Start of Record set
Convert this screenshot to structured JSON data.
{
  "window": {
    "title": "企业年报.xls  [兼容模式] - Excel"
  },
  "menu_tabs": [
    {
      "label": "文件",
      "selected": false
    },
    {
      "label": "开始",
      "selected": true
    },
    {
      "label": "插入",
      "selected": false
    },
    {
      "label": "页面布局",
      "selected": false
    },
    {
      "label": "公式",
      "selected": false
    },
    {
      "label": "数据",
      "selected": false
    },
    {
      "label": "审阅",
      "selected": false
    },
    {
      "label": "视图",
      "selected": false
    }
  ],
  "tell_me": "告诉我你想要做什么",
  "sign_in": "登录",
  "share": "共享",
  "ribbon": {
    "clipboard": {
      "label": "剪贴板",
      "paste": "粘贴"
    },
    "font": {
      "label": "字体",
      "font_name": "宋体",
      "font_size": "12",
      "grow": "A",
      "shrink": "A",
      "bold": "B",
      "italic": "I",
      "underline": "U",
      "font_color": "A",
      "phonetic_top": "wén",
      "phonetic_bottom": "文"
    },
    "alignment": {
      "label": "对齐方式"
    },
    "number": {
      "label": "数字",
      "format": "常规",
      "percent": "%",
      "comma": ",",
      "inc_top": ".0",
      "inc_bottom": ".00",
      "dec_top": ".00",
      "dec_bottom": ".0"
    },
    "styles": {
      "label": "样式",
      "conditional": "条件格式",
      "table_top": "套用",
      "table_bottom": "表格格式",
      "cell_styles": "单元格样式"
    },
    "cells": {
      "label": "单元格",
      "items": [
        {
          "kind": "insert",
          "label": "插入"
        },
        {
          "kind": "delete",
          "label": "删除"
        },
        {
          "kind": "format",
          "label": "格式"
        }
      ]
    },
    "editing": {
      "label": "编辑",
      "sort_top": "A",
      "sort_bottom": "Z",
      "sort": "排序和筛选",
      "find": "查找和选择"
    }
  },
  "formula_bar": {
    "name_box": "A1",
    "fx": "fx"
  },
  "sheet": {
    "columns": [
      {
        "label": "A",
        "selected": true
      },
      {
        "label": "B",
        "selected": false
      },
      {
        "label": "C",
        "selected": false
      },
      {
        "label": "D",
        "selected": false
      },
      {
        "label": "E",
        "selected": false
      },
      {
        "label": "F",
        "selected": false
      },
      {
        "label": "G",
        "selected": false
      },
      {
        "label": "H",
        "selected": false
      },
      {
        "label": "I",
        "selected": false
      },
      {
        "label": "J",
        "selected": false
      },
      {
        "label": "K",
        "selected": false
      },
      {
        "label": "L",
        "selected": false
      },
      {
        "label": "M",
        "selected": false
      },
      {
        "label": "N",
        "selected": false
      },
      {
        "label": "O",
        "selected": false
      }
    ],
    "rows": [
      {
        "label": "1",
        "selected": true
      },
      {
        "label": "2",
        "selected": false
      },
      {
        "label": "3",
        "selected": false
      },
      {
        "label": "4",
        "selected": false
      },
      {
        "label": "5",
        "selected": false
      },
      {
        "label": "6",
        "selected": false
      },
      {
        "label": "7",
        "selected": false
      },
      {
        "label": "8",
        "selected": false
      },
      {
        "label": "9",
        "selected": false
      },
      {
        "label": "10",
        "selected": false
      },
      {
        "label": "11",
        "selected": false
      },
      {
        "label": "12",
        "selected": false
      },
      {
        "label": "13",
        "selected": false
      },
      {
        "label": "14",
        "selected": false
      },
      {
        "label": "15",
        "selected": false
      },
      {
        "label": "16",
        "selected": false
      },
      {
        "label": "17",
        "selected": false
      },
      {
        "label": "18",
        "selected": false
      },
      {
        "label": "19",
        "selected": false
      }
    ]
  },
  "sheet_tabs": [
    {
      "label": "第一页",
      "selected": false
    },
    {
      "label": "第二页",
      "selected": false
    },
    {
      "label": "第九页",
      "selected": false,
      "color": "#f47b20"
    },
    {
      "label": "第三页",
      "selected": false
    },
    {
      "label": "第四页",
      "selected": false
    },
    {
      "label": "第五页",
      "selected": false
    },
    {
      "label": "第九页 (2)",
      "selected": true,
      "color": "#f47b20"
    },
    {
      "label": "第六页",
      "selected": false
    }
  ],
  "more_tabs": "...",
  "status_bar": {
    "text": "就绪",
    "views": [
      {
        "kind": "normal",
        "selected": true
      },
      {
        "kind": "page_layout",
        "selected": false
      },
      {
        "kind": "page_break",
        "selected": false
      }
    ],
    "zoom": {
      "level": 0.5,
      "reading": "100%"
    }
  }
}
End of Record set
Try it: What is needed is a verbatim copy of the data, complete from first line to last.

Exercise answer:
Convert this screenshot to structured JSON data.
{
  "window": {
    "title": "企业年报.xls  [兼容模式] - Excel"
  },
  "menu_tabs": [
    {
      "label": "文件",
      "selected": false
    },
    {
      "label": "开始",
      "selected": true
    },
    {
      "label": "插入",
      "selected": false
    },
    {
      "label": "页面布局",
      "selected": false
    },
    {
      "label": "公式",
      "selected": false
    },
    {
      "label": "数据",
      "selected": false
    },
    {
      "label": "审阅",
      "selected": false
    },
    {
      "label": "视图",
      "selected": false
    }
  ],
  "tell_me": "告诉我你想要做什么",
  "sign_in": "登录",
  "share": "共享",
  "ribbon": {
    "clipboard": {
      "label": "剪贴板",
      "paste": "粘贴"
    },
    "font": {
      "label": "字体",
      "font_name": "宋体",
      "font_size": "12",
      "grow": "A",
      "shrink": "A",
      "bold": "B",
      "italic": "I",
      "underline": "U",
      "font_color": "A",
      "phonetic_top": "wén",
      "phonetic_bottom": "文"
    },
    "alignment": {
      "label": "对齐方式"
    },
    "number": {
      "label": "数字",
      "format": "常规",
      "percent": "%",
      "comma": ",",
      "inc_top": ".0",
      "inc_bottom": ".00",
      "dec_top": ".00",
      "dec_bottom": ".0"
    },
    "styles": {
      "label": "样式",
      "conditional": "条件格式",
      "table_top": "套用",
      "table_bottom": "表格格式",
      "cell_styles": "单元格样式"
    },
    "cells": {
      "label": "单元格",
      "items": [
        {
          "kind": "insert",
          "label": "插入"
        },
        {
          "kind": "delete",
          "label": "删除"
        },
        {
          "kind": "format",
          "label": "格式"
        }
      ]
    },
    "editing": {
      "label": "编辑",
      "sort_top": "A",
      "sort_bottom": "Z",
      "sort": "排序和筛选",
      "find": "查找和选择"
    }
  },
  "formula_bar": {
    "name_box": "A1",
    "fx": "fx"
  },
  "sheet": {
    "columns": [
      {
        "label": "A",
        "selected": true
      },
      {
        "label": "B",
        "selected": false
      },
      {
        "label": "C",
        "selected": false
      },
      {
        "label": "D",
        "selected": false
      },
      {
        "label": "E",
        "selected": false
      },
      {
        "label": "F",
        "selected": false
      },
      {
        "label": "G",
        "selected": false
      },
      {
        "label": "H",
        "selected": false
      },
      {
        "label": "I",
        "selected": false
      },
      {
        "label": "J",
        "selected": false
      },
      {
        "label": "K",
        "selected": false
      },
      {
        "label": "L",
        "selected": false
      },
      {
        "label": "M",
        "selected": false
      },
      {
        "label": "N",
        "selected": false
      },
      {
        "label": "O",
        "selected": false
      }
    ],
    "rows": [
      {
        "label": "1",
        "selected": true
      },
      {
        "label": "2",
        "selected": false
      },
      {
        "label": "3",
        "selected": false
      },
      {
        "label": "4",
        "selected": false
      },
      {
        "label": "5",
        "selected": false
      },
      {
        "label": "6",
        "selected": false
      },
      {
        "label": "7",
        "selected": false
      },
      {
        "label": "8",
        "selected": false
      },
      {
        "label": "9",
        "selected": false
      },
      {
        "label": "10",
        "selected": false
      },
      {
        "label": "11",
        "selected": false
      },
      {
        "label": "12",
        "selected": false
      },
      {
        "label": "13",
        "selected": false
      },
      {
        "label": "14",
        "selected": false
      },
      {
        "label": "15",
        "selected": false
      },
      {
        "label": "16",
        "selected": false
      },
      {
        "label": "17",
        "selected": false
      },
      {
        "label": "18",
        "selected": false
      },
      {
        "label": "19",
        "selected": false
      }
    ]
  },
  "sheet_tabs": [
    {
      "label": "第一页",
      "selected": false
    },
    {
      "label": "第二页",
      "selected": false
    },
    {
      "label": "第九页",
      "selected": false,
      "color": "#f47b20"
    },
    {
      "label": "第三页",
      "selected": false
    },
    {
      "label": "第四页",
      "selected": false
    },
    {
      "label": "第五页",
      "selected": false
    },
    {
      "label": "第九页 (2)",
      "selected": true,
      "color": "#f47b20"
    },
    {
      "label": "第六页",
      "selected": false
    }
  ],
  "more_tabs": "...",
  "status_bar": {
    "text": "就绪",
    "views": [
      {
        "kind": "normal",
        "selected": true
      },
      {
        "kind": "page_layout",
        "selected": false
      },
      {
        "kind": "page_break",
        "selected": false
      }
    ],
    "zoom": {
      "level": 0.5,
      "reading": "100%"
    }
  }
}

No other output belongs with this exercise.